_Directions_. Find the string "Normal" in the entries and copy each line that has it.

Records contained in a dataset:

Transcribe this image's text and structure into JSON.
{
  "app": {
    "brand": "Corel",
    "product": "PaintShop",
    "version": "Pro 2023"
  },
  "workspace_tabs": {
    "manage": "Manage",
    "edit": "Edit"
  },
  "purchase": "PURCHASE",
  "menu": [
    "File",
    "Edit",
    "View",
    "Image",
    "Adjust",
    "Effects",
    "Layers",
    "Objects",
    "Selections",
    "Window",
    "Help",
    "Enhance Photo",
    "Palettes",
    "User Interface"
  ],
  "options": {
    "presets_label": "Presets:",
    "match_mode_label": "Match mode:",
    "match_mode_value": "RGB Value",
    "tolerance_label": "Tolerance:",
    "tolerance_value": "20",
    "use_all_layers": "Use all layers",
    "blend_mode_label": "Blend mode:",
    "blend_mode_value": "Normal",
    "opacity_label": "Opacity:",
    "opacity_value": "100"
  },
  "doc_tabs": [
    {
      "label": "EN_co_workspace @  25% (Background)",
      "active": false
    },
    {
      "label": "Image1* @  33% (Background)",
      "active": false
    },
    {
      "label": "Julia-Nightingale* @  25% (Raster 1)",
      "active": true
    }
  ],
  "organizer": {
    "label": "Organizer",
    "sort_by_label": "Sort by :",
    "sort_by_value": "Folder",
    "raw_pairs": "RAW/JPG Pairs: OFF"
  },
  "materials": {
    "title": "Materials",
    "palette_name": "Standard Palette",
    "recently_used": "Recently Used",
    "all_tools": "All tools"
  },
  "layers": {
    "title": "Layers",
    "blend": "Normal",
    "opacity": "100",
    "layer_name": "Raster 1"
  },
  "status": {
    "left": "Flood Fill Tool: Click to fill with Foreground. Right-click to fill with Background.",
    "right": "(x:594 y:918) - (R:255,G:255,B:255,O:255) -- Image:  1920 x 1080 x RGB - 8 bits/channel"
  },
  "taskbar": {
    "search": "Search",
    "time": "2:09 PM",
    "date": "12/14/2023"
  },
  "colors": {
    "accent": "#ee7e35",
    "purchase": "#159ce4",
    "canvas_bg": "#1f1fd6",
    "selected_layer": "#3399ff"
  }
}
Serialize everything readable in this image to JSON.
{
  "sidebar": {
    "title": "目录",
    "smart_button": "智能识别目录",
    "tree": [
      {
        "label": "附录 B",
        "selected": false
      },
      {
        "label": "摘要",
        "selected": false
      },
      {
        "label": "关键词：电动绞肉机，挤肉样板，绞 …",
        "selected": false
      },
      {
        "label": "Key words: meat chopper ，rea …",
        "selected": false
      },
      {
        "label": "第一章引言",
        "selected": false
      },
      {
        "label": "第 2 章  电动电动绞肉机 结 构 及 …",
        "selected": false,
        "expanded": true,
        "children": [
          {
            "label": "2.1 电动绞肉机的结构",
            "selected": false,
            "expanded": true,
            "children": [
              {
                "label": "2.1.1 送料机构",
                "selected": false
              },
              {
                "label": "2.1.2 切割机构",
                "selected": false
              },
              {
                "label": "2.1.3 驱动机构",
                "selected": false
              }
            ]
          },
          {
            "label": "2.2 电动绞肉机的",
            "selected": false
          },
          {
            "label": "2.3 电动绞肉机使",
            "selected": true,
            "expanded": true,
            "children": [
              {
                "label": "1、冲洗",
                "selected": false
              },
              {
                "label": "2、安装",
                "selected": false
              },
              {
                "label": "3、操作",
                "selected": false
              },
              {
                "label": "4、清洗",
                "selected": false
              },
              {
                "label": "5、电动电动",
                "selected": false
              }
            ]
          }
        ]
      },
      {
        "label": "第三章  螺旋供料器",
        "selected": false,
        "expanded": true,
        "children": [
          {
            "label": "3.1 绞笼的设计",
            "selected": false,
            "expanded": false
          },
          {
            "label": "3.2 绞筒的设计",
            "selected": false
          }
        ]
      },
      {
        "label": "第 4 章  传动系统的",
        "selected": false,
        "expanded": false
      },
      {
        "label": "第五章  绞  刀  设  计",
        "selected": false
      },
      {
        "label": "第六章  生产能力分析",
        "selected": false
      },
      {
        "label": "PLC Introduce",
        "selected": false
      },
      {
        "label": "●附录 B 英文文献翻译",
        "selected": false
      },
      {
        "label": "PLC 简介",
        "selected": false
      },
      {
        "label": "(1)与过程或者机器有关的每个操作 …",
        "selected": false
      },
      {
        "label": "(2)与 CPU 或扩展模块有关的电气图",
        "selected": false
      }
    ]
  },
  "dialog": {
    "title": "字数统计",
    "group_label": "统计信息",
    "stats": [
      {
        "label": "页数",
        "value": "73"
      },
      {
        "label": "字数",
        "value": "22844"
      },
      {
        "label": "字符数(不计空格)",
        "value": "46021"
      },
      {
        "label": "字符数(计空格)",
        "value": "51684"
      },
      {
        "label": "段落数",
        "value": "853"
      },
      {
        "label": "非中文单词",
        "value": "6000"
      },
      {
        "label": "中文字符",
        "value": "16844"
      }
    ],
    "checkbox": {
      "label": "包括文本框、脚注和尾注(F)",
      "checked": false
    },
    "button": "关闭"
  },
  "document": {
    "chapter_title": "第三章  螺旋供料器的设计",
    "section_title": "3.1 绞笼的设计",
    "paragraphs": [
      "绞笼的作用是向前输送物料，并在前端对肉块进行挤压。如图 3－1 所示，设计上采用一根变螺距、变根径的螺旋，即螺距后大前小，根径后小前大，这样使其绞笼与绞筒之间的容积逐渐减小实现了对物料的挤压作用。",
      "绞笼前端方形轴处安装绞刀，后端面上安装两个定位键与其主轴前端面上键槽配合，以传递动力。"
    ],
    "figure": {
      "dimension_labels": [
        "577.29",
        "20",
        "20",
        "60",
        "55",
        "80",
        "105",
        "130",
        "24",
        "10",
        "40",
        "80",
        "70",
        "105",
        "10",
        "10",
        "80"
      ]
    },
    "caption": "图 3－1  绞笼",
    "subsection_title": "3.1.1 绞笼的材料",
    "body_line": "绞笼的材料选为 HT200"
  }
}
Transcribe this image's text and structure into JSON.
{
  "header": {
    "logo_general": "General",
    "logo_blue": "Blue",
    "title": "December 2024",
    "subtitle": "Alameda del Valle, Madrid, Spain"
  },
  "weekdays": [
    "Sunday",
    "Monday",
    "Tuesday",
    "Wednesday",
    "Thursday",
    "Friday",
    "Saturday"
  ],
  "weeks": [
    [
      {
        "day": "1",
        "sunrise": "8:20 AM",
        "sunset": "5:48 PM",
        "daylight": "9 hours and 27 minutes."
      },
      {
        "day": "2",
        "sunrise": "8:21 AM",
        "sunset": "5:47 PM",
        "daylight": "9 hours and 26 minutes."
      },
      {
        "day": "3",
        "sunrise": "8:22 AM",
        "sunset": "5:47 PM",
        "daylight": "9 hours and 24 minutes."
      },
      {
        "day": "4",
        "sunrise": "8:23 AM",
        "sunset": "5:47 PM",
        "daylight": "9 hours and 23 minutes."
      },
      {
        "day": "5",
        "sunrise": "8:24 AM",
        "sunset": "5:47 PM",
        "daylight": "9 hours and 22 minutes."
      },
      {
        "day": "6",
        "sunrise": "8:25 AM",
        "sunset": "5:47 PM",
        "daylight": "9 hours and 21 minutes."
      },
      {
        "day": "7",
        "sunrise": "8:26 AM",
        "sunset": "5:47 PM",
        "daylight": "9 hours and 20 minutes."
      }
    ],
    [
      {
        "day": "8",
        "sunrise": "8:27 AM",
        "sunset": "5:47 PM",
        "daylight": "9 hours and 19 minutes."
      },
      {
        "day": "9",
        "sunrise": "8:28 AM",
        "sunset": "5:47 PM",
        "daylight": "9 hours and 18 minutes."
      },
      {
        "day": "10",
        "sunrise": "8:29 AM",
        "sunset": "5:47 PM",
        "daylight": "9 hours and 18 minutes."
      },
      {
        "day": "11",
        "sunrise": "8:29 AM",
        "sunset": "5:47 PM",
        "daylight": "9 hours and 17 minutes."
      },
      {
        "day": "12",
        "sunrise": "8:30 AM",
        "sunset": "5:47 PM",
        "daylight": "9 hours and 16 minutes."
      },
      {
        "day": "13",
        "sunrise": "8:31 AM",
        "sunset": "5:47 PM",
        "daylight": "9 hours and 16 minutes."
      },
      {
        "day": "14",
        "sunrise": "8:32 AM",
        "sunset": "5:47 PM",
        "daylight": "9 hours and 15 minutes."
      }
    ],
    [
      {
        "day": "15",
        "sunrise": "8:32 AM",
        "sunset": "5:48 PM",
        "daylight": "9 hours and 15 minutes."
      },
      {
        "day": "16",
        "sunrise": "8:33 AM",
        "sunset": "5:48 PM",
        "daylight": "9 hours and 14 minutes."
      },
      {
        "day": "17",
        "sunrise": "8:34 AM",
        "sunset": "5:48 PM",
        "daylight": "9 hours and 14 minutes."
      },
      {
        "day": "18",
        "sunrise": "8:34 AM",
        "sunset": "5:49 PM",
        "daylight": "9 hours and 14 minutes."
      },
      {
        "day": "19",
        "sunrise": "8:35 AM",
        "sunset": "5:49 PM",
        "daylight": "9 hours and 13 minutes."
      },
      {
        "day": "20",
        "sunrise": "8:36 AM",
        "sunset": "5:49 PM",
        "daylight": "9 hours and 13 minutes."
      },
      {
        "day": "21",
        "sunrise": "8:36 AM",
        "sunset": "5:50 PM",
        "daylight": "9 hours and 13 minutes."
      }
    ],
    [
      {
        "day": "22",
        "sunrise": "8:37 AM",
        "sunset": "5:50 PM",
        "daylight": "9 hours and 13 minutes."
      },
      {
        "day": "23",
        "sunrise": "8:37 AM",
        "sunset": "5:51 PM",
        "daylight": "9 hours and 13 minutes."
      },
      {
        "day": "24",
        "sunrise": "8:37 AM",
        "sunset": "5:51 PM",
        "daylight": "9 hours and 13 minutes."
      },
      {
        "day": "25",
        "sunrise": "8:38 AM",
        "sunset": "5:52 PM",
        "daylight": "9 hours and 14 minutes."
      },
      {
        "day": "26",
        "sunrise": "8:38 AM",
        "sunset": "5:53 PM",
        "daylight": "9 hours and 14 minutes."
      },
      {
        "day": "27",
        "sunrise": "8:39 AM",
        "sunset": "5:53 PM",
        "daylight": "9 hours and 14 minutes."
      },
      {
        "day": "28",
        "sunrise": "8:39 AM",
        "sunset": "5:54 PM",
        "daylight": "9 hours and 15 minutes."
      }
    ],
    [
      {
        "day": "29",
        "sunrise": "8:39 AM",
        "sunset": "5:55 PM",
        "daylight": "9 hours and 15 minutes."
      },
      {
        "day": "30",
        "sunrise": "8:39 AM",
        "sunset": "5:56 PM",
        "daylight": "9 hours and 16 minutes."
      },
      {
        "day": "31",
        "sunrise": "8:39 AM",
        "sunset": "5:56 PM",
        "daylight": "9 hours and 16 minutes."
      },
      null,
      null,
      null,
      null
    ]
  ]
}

_Answer space_.
    "blend_mode_value": "Normal",
    "blend": "Normal",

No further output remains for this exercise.